• _WHAT TO WORK ON_:
Supply the number of lines in the data below that hold "Dole", and let that number be the whole answer.
(Beginning of SUPPLIED INFORMATION)
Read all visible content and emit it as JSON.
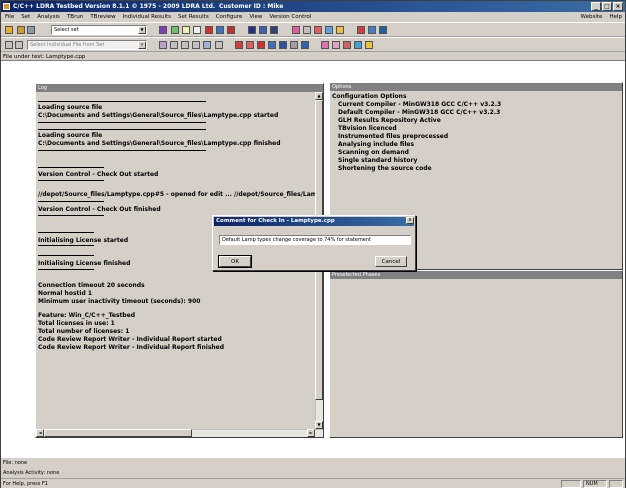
{
  "window": {
    "title": "C/C++ LDRA Testbed Version 8.1.1 © 1975 - 2009 LDRA Ltd.",
    "customer": "Customer ID : Mike"
  },
  "menu": {
    "items": [
      "File",
      "Set",
      "Analysis",
      "TBrun",
      "TBreview",
      "Individual Results",
      "Set Results",
      "Configure",
      "View",
      "Version Control"
    ],
    "right_items": [
      "Website",
      "Help"
    ]
  },
  "toolbar": {
    "set_select": "Select set",
    "file_select": "Select Individual File from Set"
  },
  "file_under_test": "File under test: Lamptype.cpp",
  "log": {
    "title": "Log",
    "lines": [
      "Loading source file",
      "C:\\Documents and Settings\\General\\Source_files\\Lamptype.cpp started",
      "Loading source file",
      "C:\\Documents and Settings\\General\\Source_files\\Lamptype.cpp finished",
      "Version Control - Check Out started",
      "//depot/Source_files/Lamptype.cpp#5 - opened for edit ... //depot/Source_files/Lamp",
      "Version Control - Check Out finished",
      "Initialising License started",
      "Initialising License finished",
      "Connection timeout 20 seconds",
      "Normal hostid 1",
      "Minimum user inactivity timeout (seconds): 900",
      "Feature: Win_C/C++_Testbed",
      "Total licenses in use: 1",
      "Total number of licenses: 1",
      "Code Review Report Writer - Individual Report started",
      "Code Review Report Writer - Individual Report finished"
    ]
  },
  "options": {
    "title": "Options",
    "lines": [
      "Configuration Options",
      "Current Compiler - MinGW318 GCC C/C++ v3.2.3",
      "Default Compiler - MinGW318 GCC C/C++ v3.2.3",
      "GLH Results Repository Active",
      "TBvision licenced",
      "Instrumented files preprocessed",
      "Analysing include files",
      "Scanning on demand",
      "Single standard history",
      "Shortening the source code"
    ]
  },
  "phases": {
    "title": "Preselected Phases"
  },
  "dialog": {
    "title": "Comment for Check In - Lamptype.cpp",
    "comment": "Default Lamp types change coverage to 74% for statement",
    "ok": "OK",
    "cancel": "Cancel",
    "close": "x"
  },
  "status": {
    "file": "File: none",
    "activity": "Analysis Activity: none",
    "help": "For Help, press F1",
    "num": "NUM"
  },
  "icons": [
    "open-icon",
    "save-icon",
    "analyse-icon",
    "report-icon",
    "flowgraph-icon",
    "callgraph-icon",
    "stop-icon"
  ]
}
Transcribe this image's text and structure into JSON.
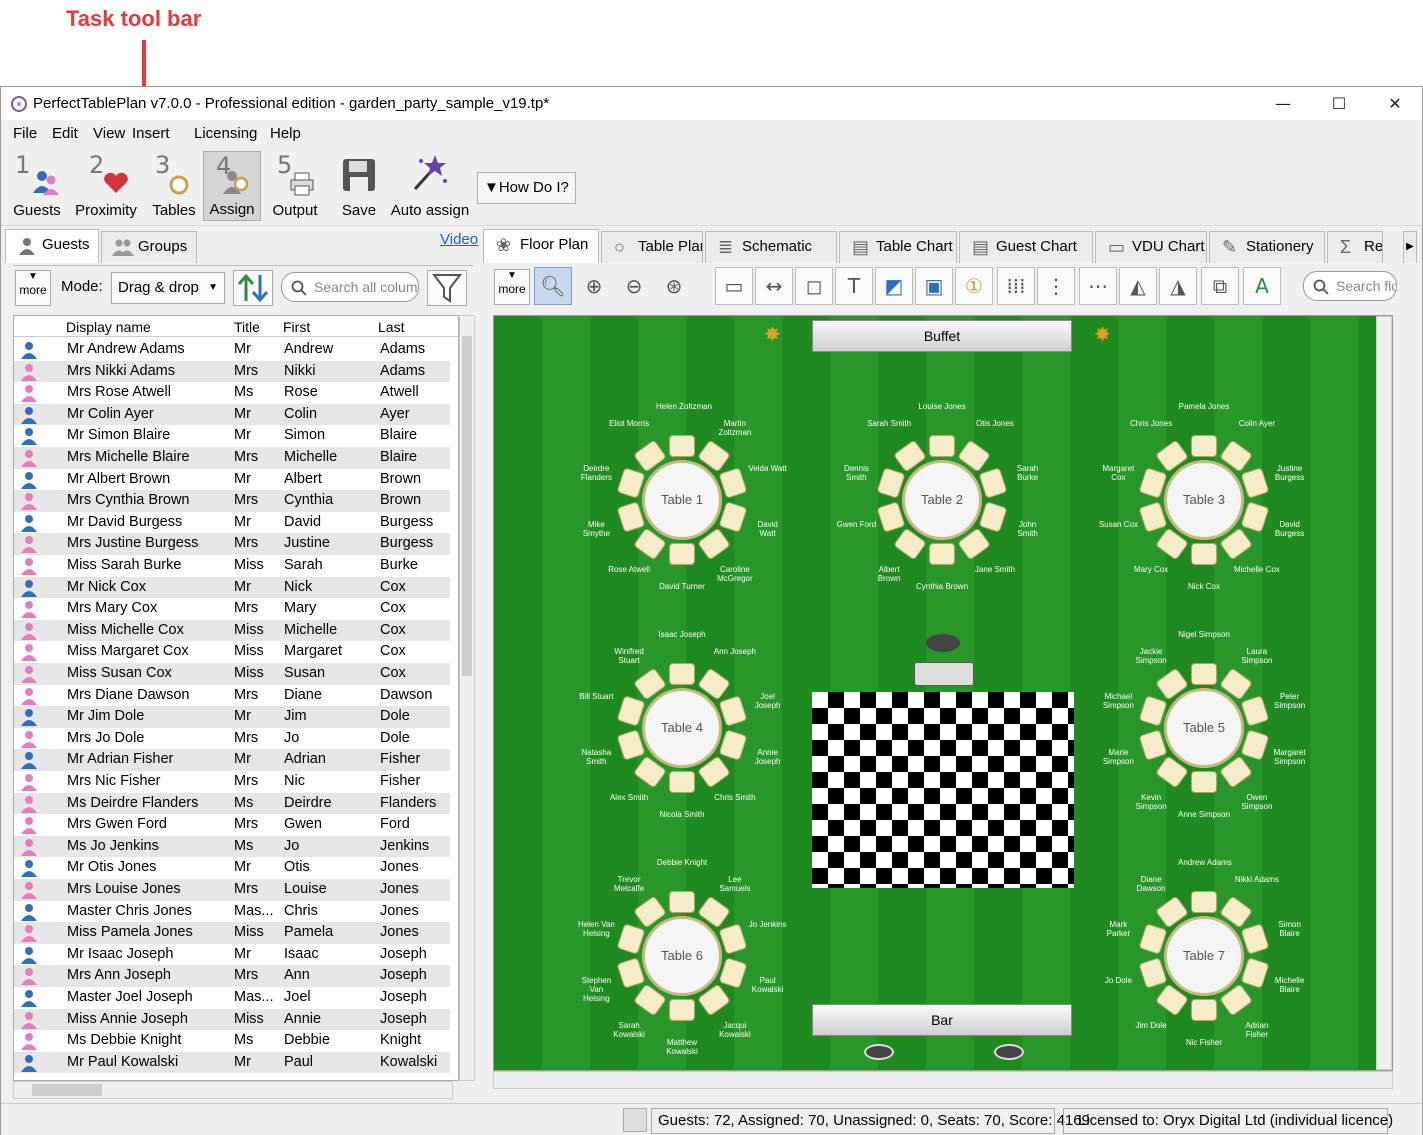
{
  "annotation": {
    "label": "Task tool bar"
  },
  "window": {
    "title": "PerfectTablePlan v7.0.0 - Professional edition - garden_party_sample_v19.tp*",
    "minimize": "—",
    "maximize": "☐",
    "close": "✕"
  },
  "menu": [
    "File",
    "Edit",
    "View",
    "Insert",
    "Licensing",
    "Help"
  ],
  "toolbar": {
    "guests": {
      "num": "1",
      "label": "Guests"
    },
    "proximity": {
      "num": "2",
      "label": "Proximity"
    },
    "tables": {
      "num": "3",
      "label": "Tables"
    },
    "assign": {
      "num": "4",
      "label": "Assign"
    },
    "output": {
      "num": "5",
      "label": "Output"
    },
    "save": {
      "label": "Save"
    },
    "auto_assign": {
      "label": "Auto assign"
    },
    "how_do_i": "▼How Do I?"
  },
  "left": {
    "tabs": [
      "Guests",
      "Groups"
    ],
    "video_link": "Video",
    "more": "more",
    "mode_label": "Mode:",
    "mode_value": "Drag & drop",
    "search_placeholder": "Search all columns",
    "columns": [
      "Display name",
      "Title",
      "First",
      "Last"
    ],
    "rows": [
      [
        "Mr Andrew Adams",
        "Mr",
        "Andrew",
        "Adams",
        "m"
      ],
      [
        "Mrs Nikki Adams",
        "Mrs",
        "Nikki",
        "Adams",
        "f"
      ],
      [
        "Mrs Rose Atwell",
        "Ms",
        "Rose",
        "Atwell",
        "f"
      ],
      [
        "Mr Colin Ayer",
        "Mr",
        "Colin",
        "Ayer",
        "m"
      ],
      [
        "Mr Simon Blaire",
        "Mr",
        "Simon",
        "Blaire",
        "m"
      ],
      [
        "Mrs Michelle Blaire",
        "Mrs",
        "Michelle",
        "Blaire",
        "f"
      ],
      [
        "Mr Albert Brown",
        "Mr",
        "Albert",
        "Brown",
        "m"
      ],
      [
        "Mrs Cynthia Brown",
        "Mrs",
        "Cynthia",
        "Brown",
        "f"
      ],
      [
        "Mr David Burgess",
        "Mr",
        "David",
        "Burgess",
        "m"
      ],
      [
        "Mrs Justine Burgess",
        "Mrs",
        "Justine",
        "Burgess",
        "f"
      ],
      [
        "Miss Sarah Burke",
        "Miss",
        "Sarah",
        "Burke",
        "f"
      ],
      [
        "Mr Nick Cox",
        "Mr",
        "Nick",
        "Cox",
        "m"
      ],
      [
        "Mrs Mary Cox",
        "Mrs",
        "Mary",
        "Cox",
        "f"
      ],
      [
        "Miss Michelle Cox",
        "Miss",
        "Michelle",
        "Cox",
        "f"
      ],
      [
        "Miss Margaret Cox",
        "Miss",
        "Margaret",
        "Cox",
        "f"
      ],
      [
        "Miss Susan Cox",
        "Miss",
        "Susan",
        "Cox",
        "f"
      ],
      [
        "Mrs Diane Dawson",
        "Mrs",
        "Diane",
        "Dawson",
        "f"
      ],
      [
        "Mr Jim Dole",
        "Mr",
        "Jim",
        "Dole",
        "m"
      ],
      [
        "Mrs Jo Dole",
        "Mrs",
        "Jo",
        "Dole",
        "f"
      ],
      [
        "Mr Adrian Fisher",
        "Mr",
        "Adrian",
        "Fisher",
        "m"
      ],
      [
        "Mrs Nic Fisher",
        "Mrs",
        "Nic",
        "Fisher",
        "f"
      ],
      [
        "Ms Deirdre Flanders",
        "Ms",
        "Deirdre",
        "Flanders",
        "f"
      ],
      [
        "Mrs Gwen Ford",
        "Mrs",
        "Gwen",
        "Ford",
        "f"
      ],
      [
        "Ms Jo Jenkins",
        "Ms",
        "Jo",
        "Jenkins",
        "f"
      ],
      [
        "Mr Otis Jones",
        "Mr",
        "Otis",
        "Jones",
        "m"
      ],
      [
        "Mrs Louise Jones",
        "Mrs",
        "Louise",
        "Jones",
        "f"
      ],
      [
        "Master Chris Jones",
        "Mas...",
        "Chris",
        "Jones",
        "m"
      ],
      [
        "Miss Pamela Jones",
        "Miss",
        "Pamela",
        "Jones",
        "f"
      ],
      [
        "Mr Isaac Joseph",
        "Mr",
        "Isaac",
        "Joseph",
        "m"
      ],
      [
        "Mrs Ann Joseph",
        "Mrs",
        "Ann",
        "Joseph",
        "f"
      ],
      [
        "Master Joel Joseph",
        "Mas...",
        "Joel",
        "Joseph",
        "m"
      ],
      [
        "Miss Annie Joseph",
        "Miss",
        "Annie",
        "Joseph",
        "f"
      ],
      [
        "Ms Debbie Knight",
        "Ms",
        "Debbie",
        "Knight",
        "f"
      ],
      [
        "Mr Paul Kowalski",
        "Mr",
        "Paul",
        "Kowalski",
        "m"
      ]
    ]
  },
  "right": {
    "tabs": [
      "Floor Plan",
      "Table Plan",
      "Schematic",
      "Table Chart",
      "Guest Chart",
      "VDU Chart",
      "Stationery",
      "Rep"
    ],
    "more": "more",
    "search_placeholder": "Search floor plan",
    "buffet": "Buffet",
    "bar": "Bar",
    "tables": [
      {
        "label": "Table 1",
        "guests": [
          "Helen Zoltzman",
          "Martin\nZoltzman",
          "Velda Watt",
          "David\nWatt",
          "Caroline\nMcGregor",
          "David Turner",
          "Rose Atwell",
          "Mike\nSmythe",
          "Deirdre\nFlanders",
          "Eliot Morris"
        ]
      },
      {
        "label": "Table 2",
        "guests": [
          "Louise Jones",
          "Otis Jones",
          "Sarah\nBurke",
          "John\nSmith",
          "Jane Smith",
          "Cynthia Brown",
          "Albert\nBrown",
          "Gwen Ford",
          "Dennis\nSmith",
          "Sarah Smith"
        ]
      },
      {
        "label": "Table 3",
        "guests": [
          "Pamela Jones",
          "Colin Ayer",
          "Justine\nBurgess",
          "David\nBurgess",
          "Michelle Cox",
          "Nick Cox",
          "Mary Cox",
          "Susan Cox",
          "Margaret\nCox",
          "Chris Jones"
        ]
      },
      {
        "label": "Table 4",
        "guests": [
          "Isaac Joseph",
          "Ann Joseph",
          "Joel\nJoseph",
          "Annie\nJoseph",
          "Chris Smith",
          "Nicola Smith",
          "Alex Smith",
          "Natasha\nSmith",
          "Bill Stuart",
          "Winifred\nStuart"
        ]
      },
      {
        "label": "Table 5",
        "guests": [
          "Nigel Simpson",
          "Laura\nSimpson",
          "Peter\nSimpson",
          "Margaret\nSimpson",
          "Owen\nSimpson",
          "Anne Simpson",
          "Kevin\nSimpson",
          "Marie\nSimpson",
          "Michael\nSimpson",
          "Jackie\nSimpson"
        ]
      },
      {
        "label": "Table 6",
        "guests": [
          "Debbie Knight",
          "Lee\nSamuels",
          "Jo Jenkins",
          "Paul\nKowalski",
          "Jacqui\nKowalski",
          "Matthew\nKowalski",
          "Sarah\nKowalski",
          "Stephen\nVan\nHelsing",
          "Helen Van\nHelsing",
          "Trevor\nMetcalfe"
        ]
      },
      {
        "label": "Table 7",
        "guests": [
          "Andrew Adams",
          "Nikki Adams",
          "Simon\nBlaire",
          "Michelle\nBlaire",
          "Adrian\nFisher",
          "Nic Fisher",
          "Jim Dole",
          "Jo Dole",
          "Mark\nParker",
          "Diane\nDawson"
        ]
      }
    ]
  },
  "status": {
    "summary": "Guests: 72, Assigned: 70, Unassigned: 0, Seats: 70, Score: 4169",
    "license": "Licensed to: Oryx Digital Ltd (individual licence)"
  },
  "colors": {
    "male": "#2f6fbf",
    "female": "#e47cc0",
    "grass_dark": "#1f8a1f",
    "grass_light": "#27972a",
    "annotation": "#e8383d"
  }
}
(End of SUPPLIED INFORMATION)
• _TASK ANSWER_:
6